The indicator considered here is the number of upper secondary teachers aged 50 and over (as % of all upper secondary teachers). It is calculated generally (overall figures) and specifically (separately for general and vocational education).

Ageing IVET teachers

Source: Cedefop calculations based on Eurostat, UOE.


Key points:

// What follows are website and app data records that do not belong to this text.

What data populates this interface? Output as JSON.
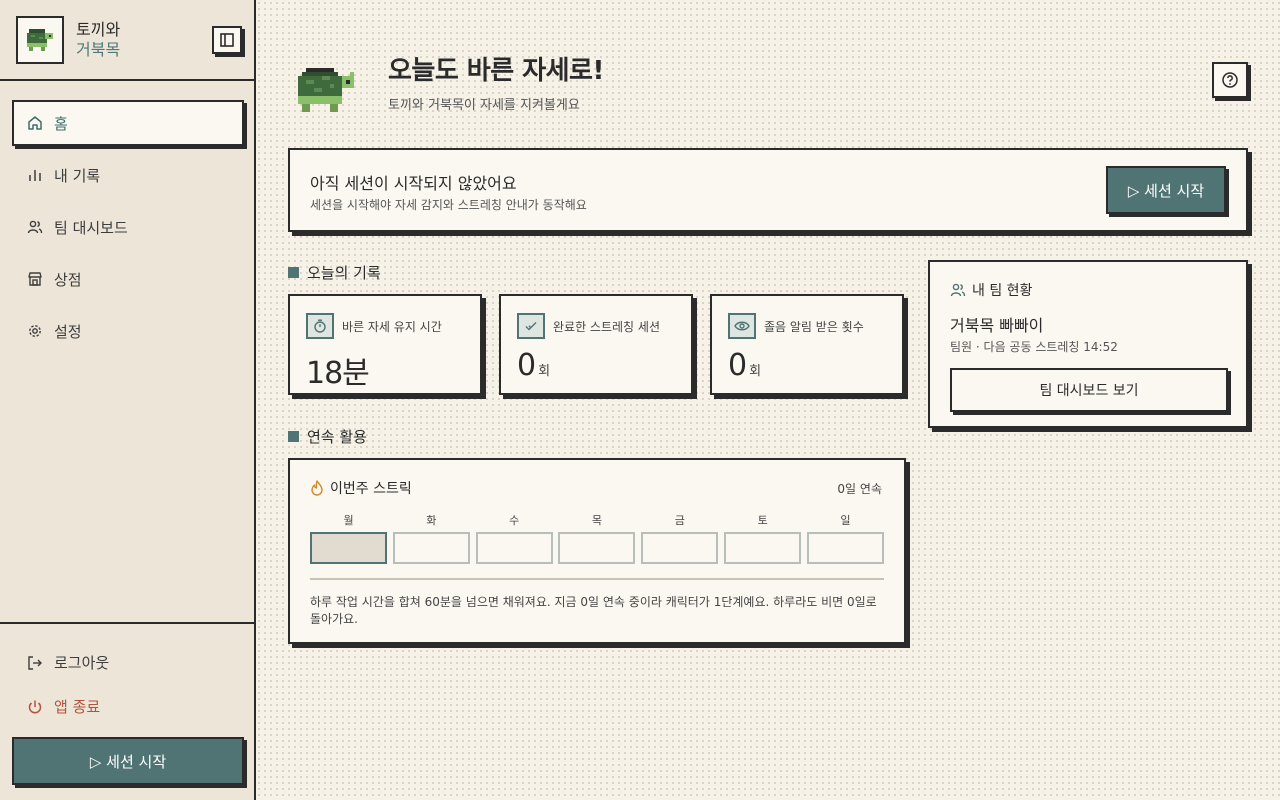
{
  "brand": {
    "line1": "토끼와",
    "line2": "거북목"
  },
  "nav": {
    "items": [
      {
        "label": "홈",
        "icon": "home-icon",
        "active": true
      },
      {
        "label": "내 기록",
        "icon": "bar-chart-icon",
        "active": false
      },
      {
        "label": "팀 대시보드",
        "icon": "users-icon",
        "active": false
      },
      {
        "label": "상점",
        "icon": "store-icon",
        "active": false
      },
      {
        "label": "설정",
        "icon": "gear-icon",
        "active": false
      }
    ]
  },
  "sidebar_bottom": {
    "logout_label": "로그아웃",
    "quit_label": "앱 종료",
    "start_label": "▷ 세션 시작"
  },
  "hero": {
    "title": "오늘도 바른 자세로!",
    "subtitle": "토끼와 거북목이 자세를 지켜볼게요"
  },
  "session": {
    "title": "아직 세션이 시작되지 않았어요",
    "description": "세션을 시작해야 자세 감지와 스트레칭 안내가 동작해요",
    "button_label": "▷ 세션 시작"
  },
  "today": {
    "section_title": "오늘의 기록",
    "stats": [
      {
        "label": "바른 자세 유지 시간",
        "value": "18분",
        "unit": "",
        "icon": "timer-icon"
      },
      {
        "label": "완료한 스트레칭 세션",
        "value": "0",
        "unit": "회",
        "icon": "check-icon"
      },
      {
        "label": "졸음 알림 받은 횟수",
        "value": "0",
        "unit": "회",
        "icon": "eye-icon"
      }
    ]
  },
  "team": {
    "title": "내 팀 현황",
    "name": "거북목 빠빠이",
    "meta": "팀원 · 다음 공동 스트레칭 14:52",
    "button_label": "팀 대시보드 보기"
  },
  "streak": {
    "section_title": "연속 활용",
    "title": "이번주 스트릭",
    "count_text": "0일 연속",
    "days": [
      {
        "label": "월",
        "today": true
      },
      {
        "label": "화",
        "today": false
      },
      {
        "label": "수",
        "today": false
      },
      {
        "label": "목",
        "today": false
      },
      {
        "label": "금",
        "today": false
      },
      {
        "label": "토",
        "today": false
      },
      {
        "label": "일",
        "today": false
      }
    ],
    "note": "하루 작업 시간을 합쳐 60분을 넘으면 채워져요. 지금 0일 연속 중이라 캐릭터가 1단계예요. 하루라도 비면 0일로 돌아가요."
  },
  "colors": {
    "accent": "#4f7473",
    "background": "#f6f2e8",
    "sidebar": "#ede6d8",
    "card": "#fbf8f1",
    "border": "#2b2b2b",
    "danger": "#b4533d"
  }
}
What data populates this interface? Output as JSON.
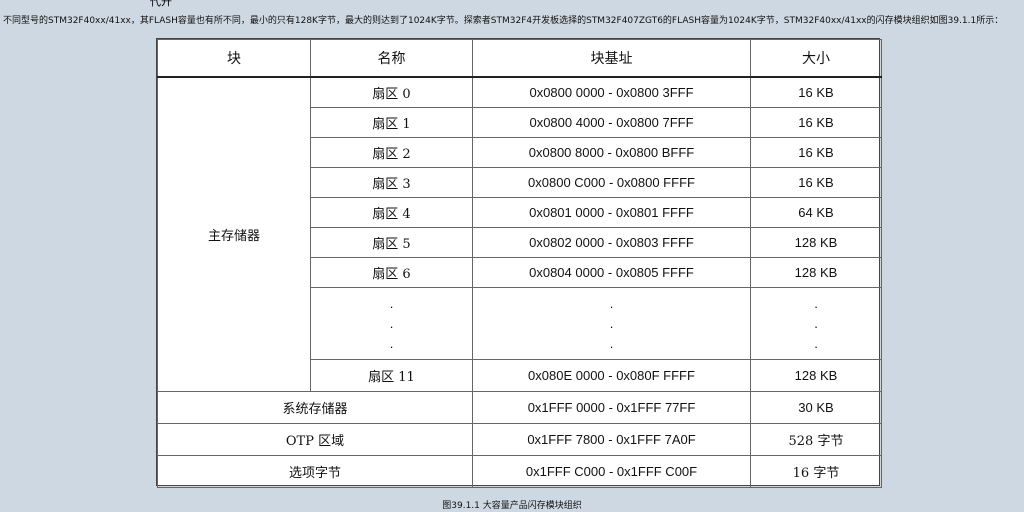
{
  "top_fragment": "代开",
  "intro_text": "不同型号的STM32F40xx/41xx，其FLASH容量也有所不同，最小的只有128K字节，最大的则达到了1024K字节。探索者STM32F4开发板选择的STM32F407ZGT6的FLASH容量为1024K字节，STM32F40xx/41xx的闪存模块组织如图39.1.1所示：",
  "table": {
    "headers": [
      "块",
      "名称",
      "块基址",
      "大小"
    ],
    "main_block": "主存储器",
    "sectors": [
      {
        "name": "扇区 0",
        "address": "0x0800 0000 - 0x0800 3FFF",
        "size": "16 KB"
      },
      {
        "name": "扇区 1",
        "address": "0x0800 4000 - 0x0800 7FFF",
        "size": "16 KB"
      },
      {
        "name": "扇区 2",
        "address": "0x0800 8000 - 0x0800 BFFF",
        "size": "16 KB"
      },
      {
        "name": "扇区 3",
        "address": "0x0800 C000 - 0x0800 FFFF",
        "size": "16 KB"
      },
      {
        "name": "扇区 4",
        "address": "0x0801 0000 - 0x0801 FFFF",
        "size": "64 KB"
      },
      {
        "name": "扇区 5",
        "address": "0x0802 0000 - 0x0803 FFFF",
        "size": "128 KB"
      },
      {
        "name": "扇区 6",
        "address": "0x0804 0000 - 0x0805 FFFF",
        "size": "128 KB"
      }
    ],
    "ellipsis": ".",
    "last_sector": {
      "name": "扇区 11",
      "address": "0x080E 0000 - 0x080F FFFF",
      "size": "128 KB"
    },
    "other_blocks": [
      {
        "name": "系统存储器",
        "address": "0x1FFF 0000 - 0x1FFF 77FF",
        "size": "30 KB"
      },
      {
        "name": "OTP 区域",
        "address": "0x1FFF 7800 - 0x1FFF 7A0F",
        "size": "528 字节"
      },
      {
        "name": "选项字节",
        "address": "0x1FFF C000 - 0x1FFF C00F",
        "size": "16 字节"
      }
    ]
  },
  "caption": "图39.1.1 大容量产品闪存模块组织"
}
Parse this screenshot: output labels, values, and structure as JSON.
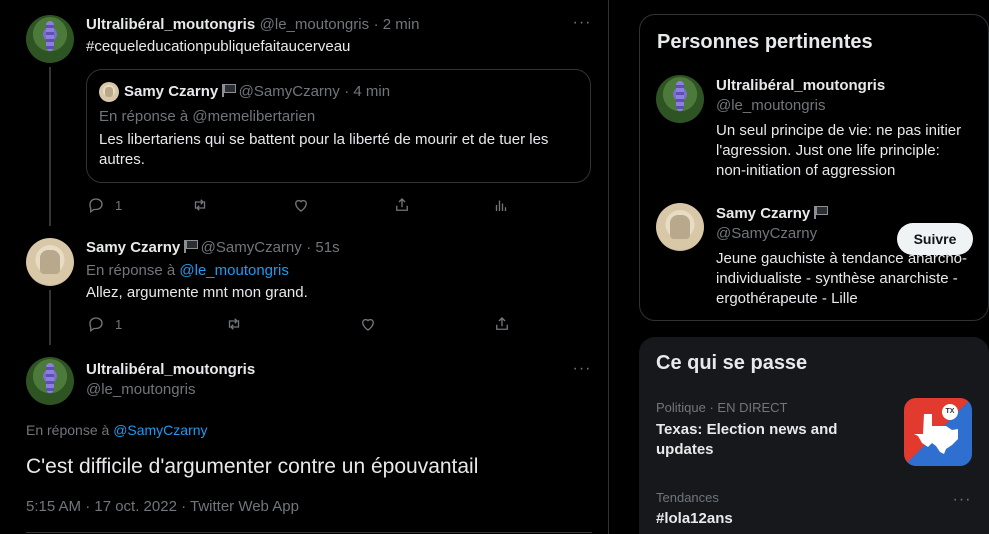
{
  "tweet1": {
    "name": "Ultralibéral_moutongris",
    "handle": "@le_moutongris",
    "time": "· 2 min",
    "hashtag": "#cequeleducationpubliquefaitaucerveau",
    "quote": {
      "name": "Samy Czarny",
      "handle": "@SamyCzarny",
      "time": "· 4 min",
      "reply_to": "En réponse à @memelibertarien",
      "text_line1": "Les libertariens qui se battent pour la liberté de mourir et de tuer les",
      "text_line2": "autres."
    },
    "reply_count": "1"
  },
  "tweet2": {
    "name": "Samy Czarny",
    "handle": "@SamyCzarny",
    "time": "· 51s",
    "reply_prefix": "En réponse à",
    "reply_handle": "@le_moutongris",
    "text": "Allez, argumente mnt mon grand.",
    "reply_count": "1"
  },
  "main_tweet": {
    "name": "Ultralibéral_moutongris",
    "handle": "@le_moutongris",
    "reply_prefix": "En réponse à",
    "reply_handle": "@SamyCzarny",
    "text": "C'est difficile d'argumenter contre un épouvantail",
    "meta": "5:15 AM · 17 oct. 2022 · Twitter Web App"
  },
  "people": {
    "title": "Personnes pertinentes",
    "p1": {
      "name": "Ultralibéral_moutongris",
      "handle": "@le_moutongris",
      "bio_line1": "Un seul principe de vie: ne pas initier",
      "bio_line2": "l'agression. Just one life principle:",
      "bio_line3": "non-initiation of aggression"
    },
    "p2": {
      "name": "Samy Czarny",
      "handle": "@SamyCzarny",
      "follow_label": "Suivre",
      "bio_line1": "Jeune gauchiste à tendance anarcho-",
      "bio_line2": "individualiste - synthèse anarchiste -",
      "bio_line3": "ergothérapeute - Lille"
    }
  },
  "trends": {
    "title": "Ce qui se passe",
    "t1": {
      "category": "Politique · EN DIRECT",
      "title_line1": "Texas: Election news and",
      "title_line2": "updates",
      "badge": "TX"
    },
    "t2": {
      "category": "Tendances",
      "title": "#lola12ans"
    }
  }
}
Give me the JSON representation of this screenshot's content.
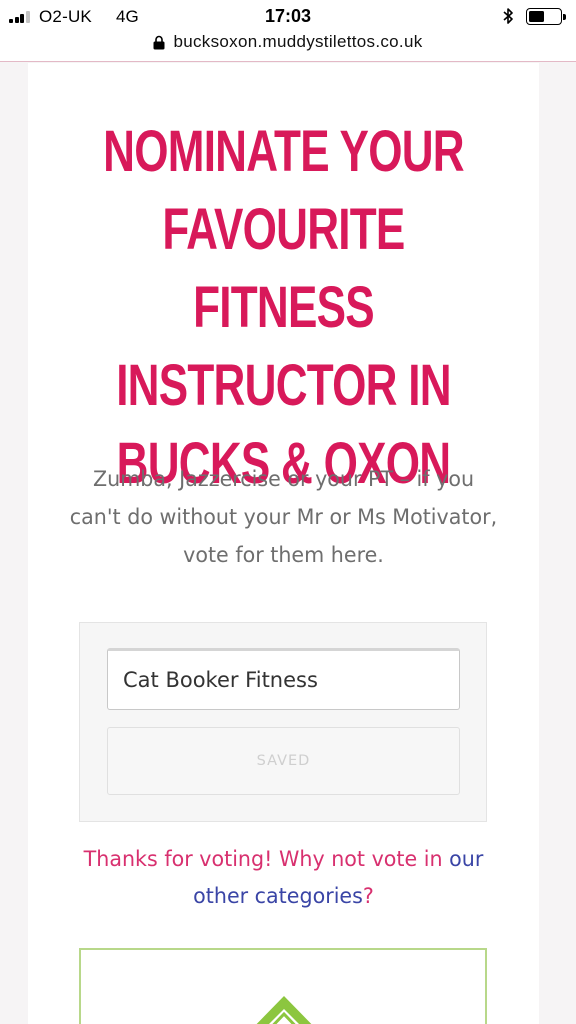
{
  "status_bar": {
    "carrier": "O2-UK",
    "network": "4G",
    "time": "17:03"
  },
  "browser": {
    "url": "bucksoxon.muddystilettos.co.uk"
  },
  "page": {
    "headline": "Nominate your favourite fitness instructor in Bucks & Oxon",
    "intro": "Zumba, Jazzercise or your PT – if you can't do without your Mr or Ms Motivator, vote for them here.",
    "form": {
      "nomination_value": "Cat Booker Fitness",
      "button_label": "SAVED"
    },
    "thanks_text": "Thanks for voting! Why not vote in ",
    "thanks_link": "our other categories",
    "thanks_end": "?"
  },
  "colors": {
    "headline": "#d8195a",
    "link": "#3a45a6",
    "thanks": "#d8306f",
    "promo_border": "#b8d88a",
    "logo_green": "#8cc63f"
  }
}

  • Based on available data, in vocational upper secondary education, the share of older teachers (teachers aged 50 and over) ranges across EU countries from 26% to 54% (data refer to 2009 and are available for 18 Member States).
  • In vocational upper secondary education, the share of older teachers is bigger than 30% in 14 of 18 countries and close to that in the remaining four countries. Shares are highest in the Netherlands and Latvia (more than 50%) and lowest in Slovenia (29%), Poland (27%), Luxembourg and Malta (26%).
  • In 15 of 18 countries, the share of older teachers is higher in the vocational stream than in the general stream. Particularly, in seven countries, there are differences by eight or more percentage points between general and vocational education (in the Netherlands, Hungary, United Kingdom, Finland, Cyprus, Slovakia and Latvia).
  • In almost all countries for which data are available, the share of workers aged 50 and over is higher among upper secondary teachers than among all workers (average of all occupations, based on 2009 LFS data). This applies to both general and vocational upper secondary teachers.
  • Between 2004 and 2009, in vocational upper secondary education, the share of older teachers increased in 10 of 15 countries for which data are available (increases between four and 14 percentage points). The value was relatively stable in five countries: France, Malta and Sweden (slight drops of about one percentage point) as well as in Hungary and the United Kingdom (slight drops of about two percentage points).
  • Over the same period, general education was characterised by similar country trends. However, particular dynamics can be spotted in Malta and Sweden (where shares of older teachers decreased in general education, they remained stable in the vocational stream). In Finland, the share of older teachers decreased in general education, but increased in the vocational stream.


Data originate from the Unesco-OECD-Eurostat (UOE) data collection on education systems and are subject to its methodology. Data were processed by Cedefop and provided by Eurostat on 26 July 2011.  Possible differences in national VET systems should be considered when interpreting the data. More information on each country’s VET system can be found in Cedefop’s VET in Europe database.